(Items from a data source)
▬▬▬▬▬▬▬▬▬▬

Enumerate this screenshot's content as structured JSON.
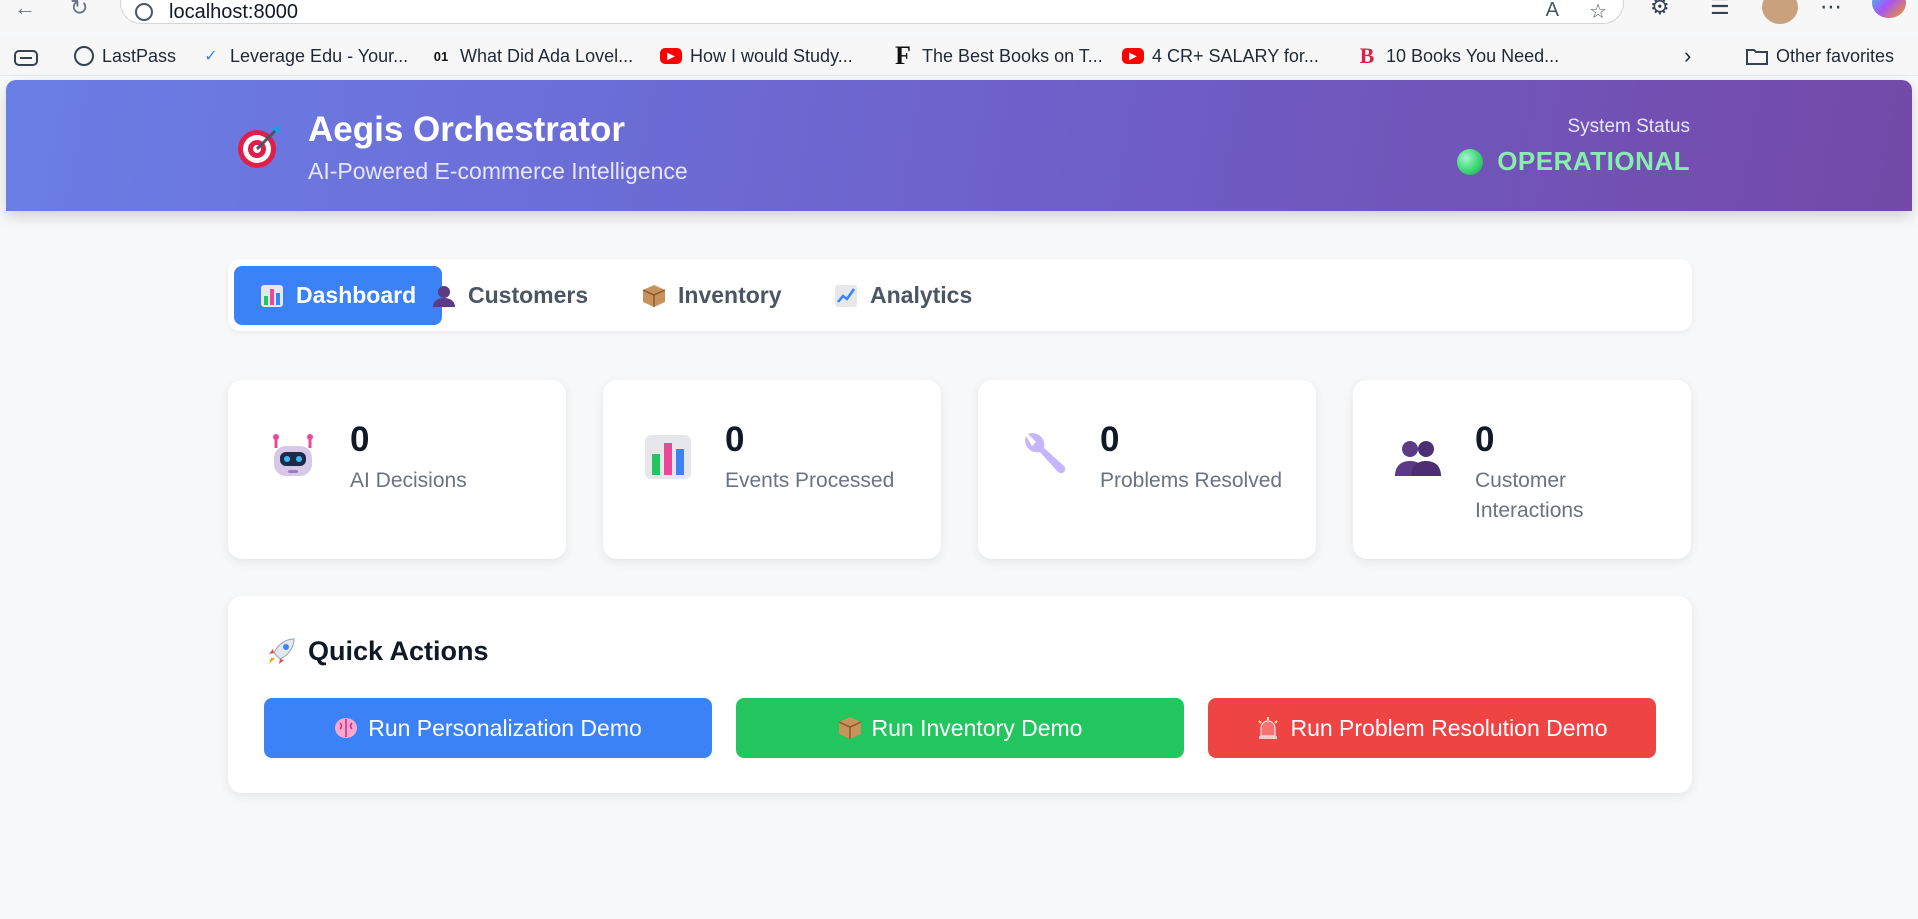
{
  "browser": {
    "url": "localhost:8000",
    "bookmarks": [
      {
        "label": "LastPass",
        "icon": "globe-icon"
      },
      {
        "label": "Leverage Edu - Your...",
        "icon": "leverage-icon"
      },
      {
        "label": "What Did Ada Lovel...",
        "icon": "ada-icon"
      },
      {
        "label": "How I would Study...",
        "icon": "youtube-icon"
      },
      {
        "label": "The Best Books on T...",
        "icon": "f-logo-icon"
      },
      {
        "label": "4 CR+ SALARY for...",
        "icon": "youtube-icon"
      },
      {
        "label": "10 Books You Need...",
        "icon": "b-logo-icon"
      }
    ],
    "other_favorites": "Other favorites"
  },
  "header": {
    "title": "Aegis Orchestrator",
    "subtitle": "AI-Powered E-commerce Intelligence",
    "status_label": "System Status",
    "status_value": "OPERATIONAL",
    "status_color": "#86efac"
  },
  "tabs": [
    {
      "label": "Dashboard",
      "icon": "bar-chart-icon",
      "active": true
    },
    {
      "label": "Customers",
      "icon": "user-icon",
      "active": false
    },
    {
      "label": "Inventory",
      "icon": "package-icon",
      "active": false
    },
    {
      "label": "Analytics",
      "icon": "trend-chart-icon",
      "active": false
    }
  ],
  "stats": [
    {
      "value": "0",
      "label": "AI Decisions",
      "icon": "robot-icon"
    },
    {
      "value": "0",
      "label": "Events Processed",
      "icon": "bar-chart-icon"
    },
    {
      "value": "0",
      "label": "Problems Resolved",
      "icon": "wrench-icon"
    },
    {
      "value": "0",
      "label": "Customer Interactions",
      "icon": "users-icon"
    }
  ],
  "quick_actions": {
    "title": "Quick Actions",
    "buttons": [
      {
        "label": "Run Personalization Demo",
        "icon": "brain-icon",
        "color": "#3b82f6"
      },
      {
        "label": "Run Inventory Demo",
        "icon": "package-icon",
        "color": "#22c55e"
      },
      {
        "label": "Run Problem Resolution Demo",
        "icon": "siren-icon",
        "color": "#ef4444"
      }
    ]
  },
  "colors": {
    "accent": "#3b82f6",
    "header_gradient_start": "#6a7fe6",
    "header_gradient_end": "#7449a8"
  }
}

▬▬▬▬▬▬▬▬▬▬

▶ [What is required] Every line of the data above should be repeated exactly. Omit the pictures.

▶ [Written solution]
Enumerate this screenshot's content as structured JSON.
{
  "browser": {
    "url": "localhost:8000",
    "bookmarks": [
      {
        "label": "LastPass",
        "icon": "globe-icon"
      },
      {
        "label": "Leverage Edu - Your...",
        "icon": "leverage-icon"
      },
      {
        "label": "What Did Ada Lovel...",
        "icon": "ada-icon"
      },
      {
        "label": "How I would Study...",
        "icon": "youtube-icon"
      },
      {
        "label": "The Best Books on T...",
        "icon": "f-logo-icon"
      },
      {
        "label": "4 CR+ SALARY for...",
        "icon": "youtube-icon"
      },
      {
        "label": "10 Books You Need...",
        "icon": "b-logo-icon"
      }
    ],
    "other_favorites": "Other favorites"
  },
  "header": {
    "title": "Aegis Orchestrator",
    "subtitle": "AI-Powered E-commerce Intelligence",
    "status_label": "System Status",
    "status_value": "OPERATIONAL",
    "status_color": "#86efac"
  },
  "tabs": [
    {
      "label": "Dashboard",
      "icon": "bar-chart-icon",
      "active": true
    },
    {
      "label": "Customers",
      "icon": "user-icon",
      "active": false
    },
    {
      "label": "Inventory",
      "icon": "package-icon",
      "active": false
    },
    {
      "label": "Analytics",
      "icon": "trend-chart-icon",
      "active": false
    }
  ],
  "stats": [
    {
      "value": "0",
      "label": "AI Decisions",
      "icon": "robot-icon"
    },
    {
      "value": "0",
      "label": "Events Processed",
      "icon": "bar-chart-icon"
    },
    {
      "value": "0",
      "label": "Problems Resolved",
      "icon": "wrench-icon"
    },
    {
      "value": "0",
      "label": "Customer Interactions",
      "icon": "users-icon"
    }
  ],
  "quick_actions": {
    "title": "Quick Actions",
    "buttons": [
      {
        "label": "Run Personalization Demo",
        "icon": "brain-icon",
        "color": "#3b82f6"
      },
      {
        "label": "Run Inventory Demo",
        "icon": "package-icon",
        "color": "#22c55e"
      },
      {
        "label": "Run Problem Resolution Demo",
        "icon": "siren-icon",
        "color": "#ef4444"
      }
    ]
  },
  "colors": {
    "accent": "#3b82f6",
    "header_gradient_start": "#6a7fe6",
    "header_gradient_end": "#7449a8"
  }
}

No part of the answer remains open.